(Entries taken from a collection)
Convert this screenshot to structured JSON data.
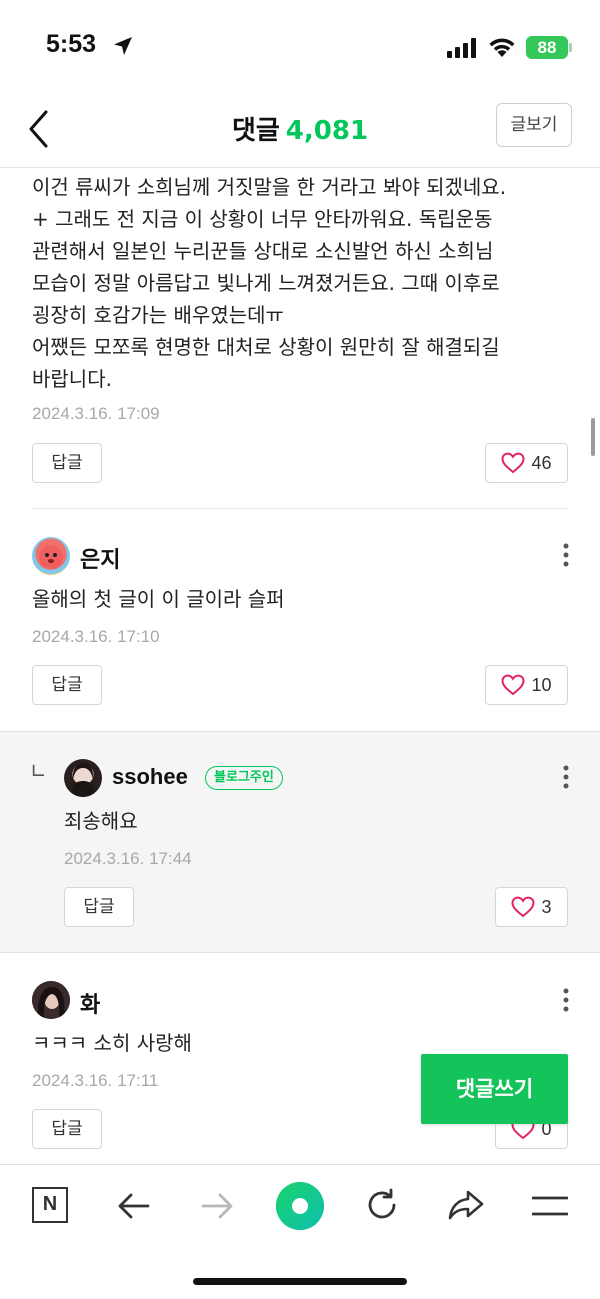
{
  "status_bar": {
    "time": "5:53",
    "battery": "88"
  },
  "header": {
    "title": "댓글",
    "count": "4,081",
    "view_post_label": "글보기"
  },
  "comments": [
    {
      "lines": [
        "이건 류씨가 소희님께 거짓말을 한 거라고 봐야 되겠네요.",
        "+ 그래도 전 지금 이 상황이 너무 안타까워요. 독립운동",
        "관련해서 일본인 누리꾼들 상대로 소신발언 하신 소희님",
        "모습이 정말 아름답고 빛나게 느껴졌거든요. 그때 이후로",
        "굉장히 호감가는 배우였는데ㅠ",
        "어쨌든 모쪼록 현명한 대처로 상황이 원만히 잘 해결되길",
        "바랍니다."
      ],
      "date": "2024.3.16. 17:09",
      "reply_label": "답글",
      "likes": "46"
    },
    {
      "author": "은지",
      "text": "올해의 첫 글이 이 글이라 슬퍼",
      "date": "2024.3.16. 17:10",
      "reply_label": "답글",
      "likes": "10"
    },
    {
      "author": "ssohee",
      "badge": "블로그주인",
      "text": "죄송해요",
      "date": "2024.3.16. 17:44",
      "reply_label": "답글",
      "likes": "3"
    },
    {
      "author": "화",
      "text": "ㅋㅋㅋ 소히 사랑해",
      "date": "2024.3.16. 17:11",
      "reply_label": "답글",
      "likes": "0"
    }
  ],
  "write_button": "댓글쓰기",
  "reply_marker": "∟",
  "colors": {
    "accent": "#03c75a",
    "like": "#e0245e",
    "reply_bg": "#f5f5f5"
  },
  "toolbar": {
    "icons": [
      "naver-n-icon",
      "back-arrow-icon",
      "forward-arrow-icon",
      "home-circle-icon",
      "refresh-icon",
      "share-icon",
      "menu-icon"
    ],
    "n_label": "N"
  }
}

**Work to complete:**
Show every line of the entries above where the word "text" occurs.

**Exercise result:**
      "text": "올해의 첫 글이 이 글이라 슬퍼",
      "text": "죄송해요",
      "text": "ㅋㅋㅋ 소히 사랑해",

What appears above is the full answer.